|Q: I first came upon these while researching Noh masks in museums in Europe. I later discovered other examples mostly in association with Asian antique dealers and auction houses. They are frequently identified as “iki-ningyo” masks but are also identified incorrectly as noh or gigaku masks.
I have tried to find these same sort of objects in Japan, through Japanese-language google searches and websites. No luck. The closest association (though still quite dissimilar) are iki-ningyo heads. No masks. There is a reference in Alan Scott Pate’s Japanese Dolls: The Fascinating World of Ningyo, but I can find no mention of masks.
My guess is that these types of works were produced mainly for foreign visitors (export) by Kansai-based doll makers during the Meiji and Taisho periods. They are simplified and/or miniaturized representations of iki-ningyo heads intended as souvenirs. It is 10 x 12 inches in size. 1062
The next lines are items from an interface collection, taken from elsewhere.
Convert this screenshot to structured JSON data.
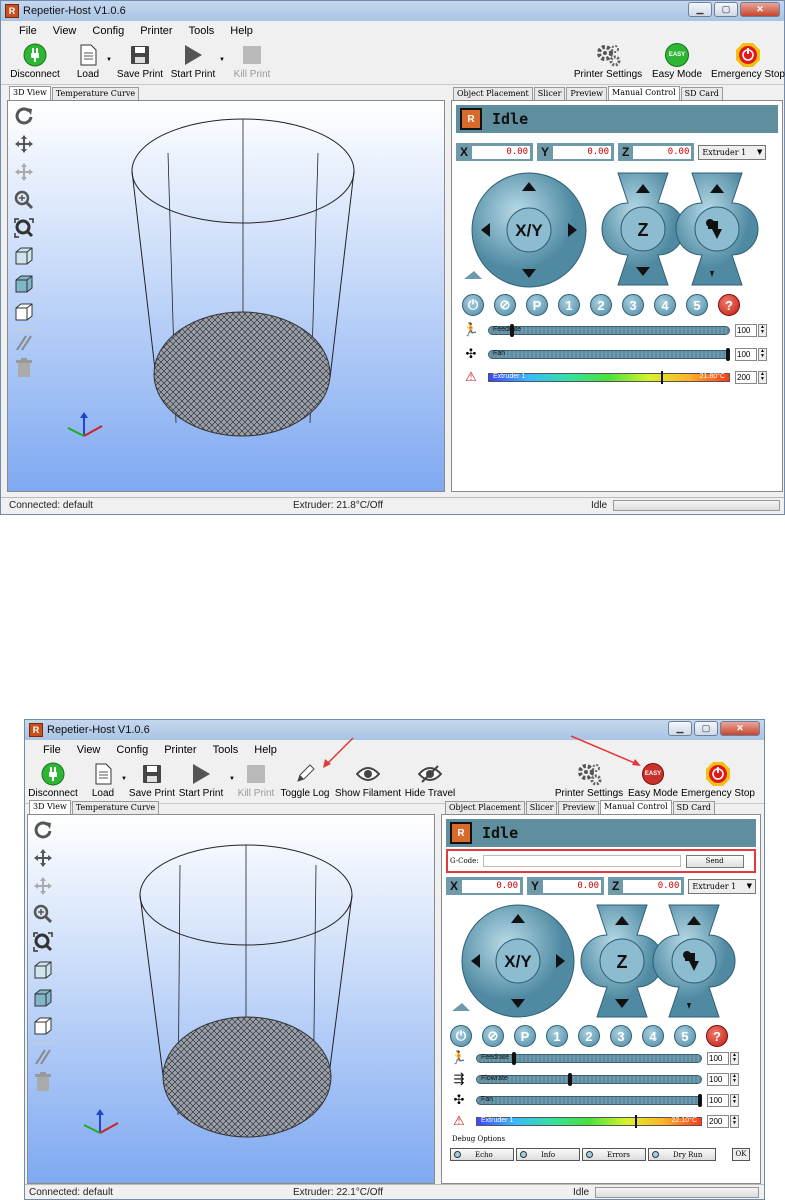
{
  "top": {
    "title": "Repetier-Host V1.0.6",
    "menu": [
      "File",
      "View",
      "Config",
      "Printer",
      "Tools",
      "Help"
    ],
    "toolbar": {
      "disconnect": "Disconnect",
      "load": "Load",
      "save_print": "Save Print",
      "start_print": "Start Print",
      "kill_print": "Kill Print",
      "printer_settings": "Printer Settings",
      "easy_mode": "Easy Mode",
      "emergency_stop": "Emergency Stop",
      "easy_badge": "EASY"
    },
    "left_tabs": [
      "3D View",
      "Temperature Curve"
    ],
    "right_tabs": [
      "Object Placement",
      "Slicer",
      "Preview",
      "Manual Control",
      "SD Card"
    ],
    "status_text": "Idle",
    "coords": {
      "x_label": "X",
      "x": "0.00",
      "y_label": "Y",
      "y": "0.00",
      "z_label": "Z",
      "z": "0.00"
    },
    "extruder_select": "Extruder 1",
    "xy_label": "X/Y",
    "z_label": "Z",
    "macros": [
      "P",
      "1",
      "2",
      "3",
      "4",
      "5",
      "?"
    ],
    "feedrate": {
      "label": "Feedrate",
      "value": "100",
      "fill": 0.1
    },
    "fan": {
      "label": "Fan",
      "value": "100",
      "fill": 1.0
    },
    "extruder": {
      "label": "Extruder 1",
      "temp": "21.80°C",
      "value": "200",
      "marker": 0.73
    },
    "statusbar": {
      "left": "Connected: default",
      "mid": "Extruder: 21.8°C/Off",
      "right": "Idle"
    }
  },
  "bottom": {
    "title": "Repetier-Host V1.0.6",
    "menu": [
      "File",
      "View",
      "Config",
      "Printer",
      "Tools",
      "Help"
    ],
    "toolbar": {
      "disconnect": "Disconnect",
      "load": "Load",
      "save_print": "Save Print",
      "start_print": "Start Print",
      "kill_print": "Kill Print",
      "toggle_log": "Toggle Log",
      "show_filament": "Show Filament",
      "hide_travel": "Hide Travel",
      "printer_settings": "Printer Settings",
      "easy_mode": "Easy Mode",
      "emergency_stop": "Emergency Stop",
      "easy_badge": "EASY"
    },
    "left_tabs": [
      "3D View",
      "Temperature Curve"
    ],
    "right_tabs": [
      "Object Placement",
      "Slicer",
      "Preview",
      "Manual Control",
      "SD Card"
    ],
    "status_text": "Idle",
    "gcode": {
      "label": "G-Code:",
      "send": "Send"
    },
    "coords": {
      "x_label": "X",
      "x": "0.00",
      "y_label": "Y",
      "y": "0.00",
      "z_label": "Z",
      "z": "0.00"
    },
    "extruder_select": "Extruder 1",
    "xy_label": "X/Y",
    "z_label": "Z",
    "macros": [
      "P",
      "1",
      "2",
      "3",
      "4",
      "5",
      "?"
    ],
    "feedrate": {
      "label": "Feedrate",
      "value": "100",
      "fill": 0.17
    },
    "flowrate": {
      "label": "Flowrate",
      "value": "100",
      "fill": 0.42
    },
    "fan": {
      "label": "Fan",
      "value": "100",
      "fill": 1.0
    },
    "extruder": {
      "label": "Extruder 1",
      "temp": "22.10°C",
      "value": "200",
      "marker": 0.72
    },
    "debug": {
      "title": "Debug Options",
      "buttons": [
        "Echo",
        "Info",
        "Errors",
        "Dry Run"
      ],
      "ok": "OK"
    },
    "statusbar": {
      "left": "Connected: default",
      "mid": "Extruder: 22.1°C/Off",
      "right": "Idle"
    }
  },
  "colors": {
    "accent": "#5f8f9f",
    "highlight": "#e23a3a",
    "easy_green": "#2fb534",
    "easy_red": "#c8322a"
  }
}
A: Iki Ningyo (living doll), defined by their expressive and realistic features, were a phenomenon in Japan during the late Edo to Meiji periods, representing a novel approach to a centuries old tradition of doll and mask making. This one is a mask. The doll heads are much smaller. The larger masks are usually detailed with glass eyes, human hair, and a burnished gofun lacquer finish. I don’t think the large masks are ever worn, but they are very popular with collectors both in Japan and around the world. A